Return all lines below containing the word "Ctrl".

_EXCERPTED DATA_.
________________________________________

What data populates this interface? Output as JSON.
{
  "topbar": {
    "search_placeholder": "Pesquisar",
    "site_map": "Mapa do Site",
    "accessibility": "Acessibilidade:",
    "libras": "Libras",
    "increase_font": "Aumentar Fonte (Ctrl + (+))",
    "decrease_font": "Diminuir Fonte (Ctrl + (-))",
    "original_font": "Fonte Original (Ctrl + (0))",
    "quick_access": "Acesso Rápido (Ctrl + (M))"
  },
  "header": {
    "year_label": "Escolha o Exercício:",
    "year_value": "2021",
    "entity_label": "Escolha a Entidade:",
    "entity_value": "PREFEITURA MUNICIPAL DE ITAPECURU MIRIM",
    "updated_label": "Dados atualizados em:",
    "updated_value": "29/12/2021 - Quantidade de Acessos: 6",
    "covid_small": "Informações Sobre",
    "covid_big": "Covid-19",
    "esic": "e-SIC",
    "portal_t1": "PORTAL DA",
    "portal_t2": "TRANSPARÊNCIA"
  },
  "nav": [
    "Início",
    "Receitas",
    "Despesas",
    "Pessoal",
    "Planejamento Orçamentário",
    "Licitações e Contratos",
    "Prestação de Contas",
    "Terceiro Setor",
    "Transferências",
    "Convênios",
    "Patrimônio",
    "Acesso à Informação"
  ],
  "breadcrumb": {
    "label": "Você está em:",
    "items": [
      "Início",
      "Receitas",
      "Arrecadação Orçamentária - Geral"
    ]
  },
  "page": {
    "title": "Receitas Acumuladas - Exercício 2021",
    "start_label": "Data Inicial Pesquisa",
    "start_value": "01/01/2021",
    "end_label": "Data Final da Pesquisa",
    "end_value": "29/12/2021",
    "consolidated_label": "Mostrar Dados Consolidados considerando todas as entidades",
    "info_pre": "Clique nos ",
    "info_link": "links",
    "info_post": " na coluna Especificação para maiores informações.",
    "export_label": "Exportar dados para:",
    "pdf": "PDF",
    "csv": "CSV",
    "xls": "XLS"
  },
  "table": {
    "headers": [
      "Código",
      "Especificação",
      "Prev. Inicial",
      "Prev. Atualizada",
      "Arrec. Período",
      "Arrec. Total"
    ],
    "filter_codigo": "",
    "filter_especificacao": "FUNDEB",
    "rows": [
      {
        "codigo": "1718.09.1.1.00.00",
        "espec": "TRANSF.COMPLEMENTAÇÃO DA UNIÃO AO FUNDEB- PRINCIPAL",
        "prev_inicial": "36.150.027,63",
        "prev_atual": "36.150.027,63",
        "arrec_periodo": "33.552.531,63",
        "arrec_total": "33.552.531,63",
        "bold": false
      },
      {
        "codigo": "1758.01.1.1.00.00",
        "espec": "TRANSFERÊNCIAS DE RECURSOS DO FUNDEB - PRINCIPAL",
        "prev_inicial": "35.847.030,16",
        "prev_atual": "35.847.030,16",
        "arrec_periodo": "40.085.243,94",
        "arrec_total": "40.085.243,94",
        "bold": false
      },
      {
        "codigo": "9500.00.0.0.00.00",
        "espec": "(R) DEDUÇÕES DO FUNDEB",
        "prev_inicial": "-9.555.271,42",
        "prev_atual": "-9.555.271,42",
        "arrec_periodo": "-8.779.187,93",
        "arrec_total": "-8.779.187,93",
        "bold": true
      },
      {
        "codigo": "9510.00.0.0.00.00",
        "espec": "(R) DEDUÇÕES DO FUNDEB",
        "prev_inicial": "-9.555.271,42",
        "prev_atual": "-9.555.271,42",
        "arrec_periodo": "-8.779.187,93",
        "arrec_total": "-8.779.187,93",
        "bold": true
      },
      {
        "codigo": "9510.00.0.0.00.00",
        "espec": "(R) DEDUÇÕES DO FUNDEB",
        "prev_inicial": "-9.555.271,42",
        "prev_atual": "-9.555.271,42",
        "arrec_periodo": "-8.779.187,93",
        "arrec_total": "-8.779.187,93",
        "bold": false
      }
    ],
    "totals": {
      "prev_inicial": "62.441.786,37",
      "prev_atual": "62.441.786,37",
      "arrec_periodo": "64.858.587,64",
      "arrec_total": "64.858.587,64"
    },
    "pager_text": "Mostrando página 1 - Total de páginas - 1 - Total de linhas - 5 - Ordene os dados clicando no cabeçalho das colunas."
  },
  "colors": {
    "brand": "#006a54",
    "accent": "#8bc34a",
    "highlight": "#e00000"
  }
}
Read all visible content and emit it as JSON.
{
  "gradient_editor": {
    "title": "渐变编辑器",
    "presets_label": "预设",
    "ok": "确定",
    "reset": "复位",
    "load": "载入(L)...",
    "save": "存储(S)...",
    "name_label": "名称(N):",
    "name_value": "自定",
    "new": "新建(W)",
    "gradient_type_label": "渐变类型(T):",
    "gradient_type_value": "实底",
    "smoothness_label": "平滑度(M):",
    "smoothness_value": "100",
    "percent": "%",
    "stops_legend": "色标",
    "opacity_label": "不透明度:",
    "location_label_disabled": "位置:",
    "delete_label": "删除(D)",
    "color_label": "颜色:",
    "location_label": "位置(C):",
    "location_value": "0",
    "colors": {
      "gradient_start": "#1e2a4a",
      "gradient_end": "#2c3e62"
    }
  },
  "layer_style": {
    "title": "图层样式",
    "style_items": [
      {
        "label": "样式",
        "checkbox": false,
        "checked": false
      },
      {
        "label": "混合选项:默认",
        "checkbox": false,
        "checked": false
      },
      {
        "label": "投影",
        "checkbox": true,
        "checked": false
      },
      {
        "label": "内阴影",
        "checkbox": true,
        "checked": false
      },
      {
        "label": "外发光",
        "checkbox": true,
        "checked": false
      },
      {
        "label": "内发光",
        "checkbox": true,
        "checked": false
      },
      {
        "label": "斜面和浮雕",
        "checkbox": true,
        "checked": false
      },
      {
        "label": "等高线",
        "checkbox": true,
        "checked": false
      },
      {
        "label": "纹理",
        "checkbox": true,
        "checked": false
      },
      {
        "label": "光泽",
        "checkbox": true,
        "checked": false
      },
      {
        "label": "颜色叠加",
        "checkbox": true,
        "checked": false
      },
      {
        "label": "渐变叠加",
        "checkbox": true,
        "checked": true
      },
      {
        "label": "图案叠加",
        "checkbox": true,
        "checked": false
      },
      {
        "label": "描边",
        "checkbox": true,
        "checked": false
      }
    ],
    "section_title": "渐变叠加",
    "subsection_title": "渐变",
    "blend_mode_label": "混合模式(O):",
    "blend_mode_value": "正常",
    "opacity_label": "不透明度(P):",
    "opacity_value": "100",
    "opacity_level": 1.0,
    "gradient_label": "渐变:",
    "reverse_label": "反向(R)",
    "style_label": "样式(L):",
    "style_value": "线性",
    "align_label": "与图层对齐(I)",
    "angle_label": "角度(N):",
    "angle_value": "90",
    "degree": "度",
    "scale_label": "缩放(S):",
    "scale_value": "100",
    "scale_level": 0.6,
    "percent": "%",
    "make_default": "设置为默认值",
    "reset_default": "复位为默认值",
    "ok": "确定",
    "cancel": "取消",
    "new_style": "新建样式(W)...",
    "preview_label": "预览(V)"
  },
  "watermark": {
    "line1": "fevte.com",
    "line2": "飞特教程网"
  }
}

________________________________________

_ANSWER BOX_.
    "increase_font": "Aumentar Fonte (Ctrl + (+))",
    "decrease_font": "Diminuir Fonte (Ctrl + (-))",
    "original_font": "Fonte Original (Ctrl + (0))",
    "quick_access": "Acesso Rápido (Ctrl + (M))"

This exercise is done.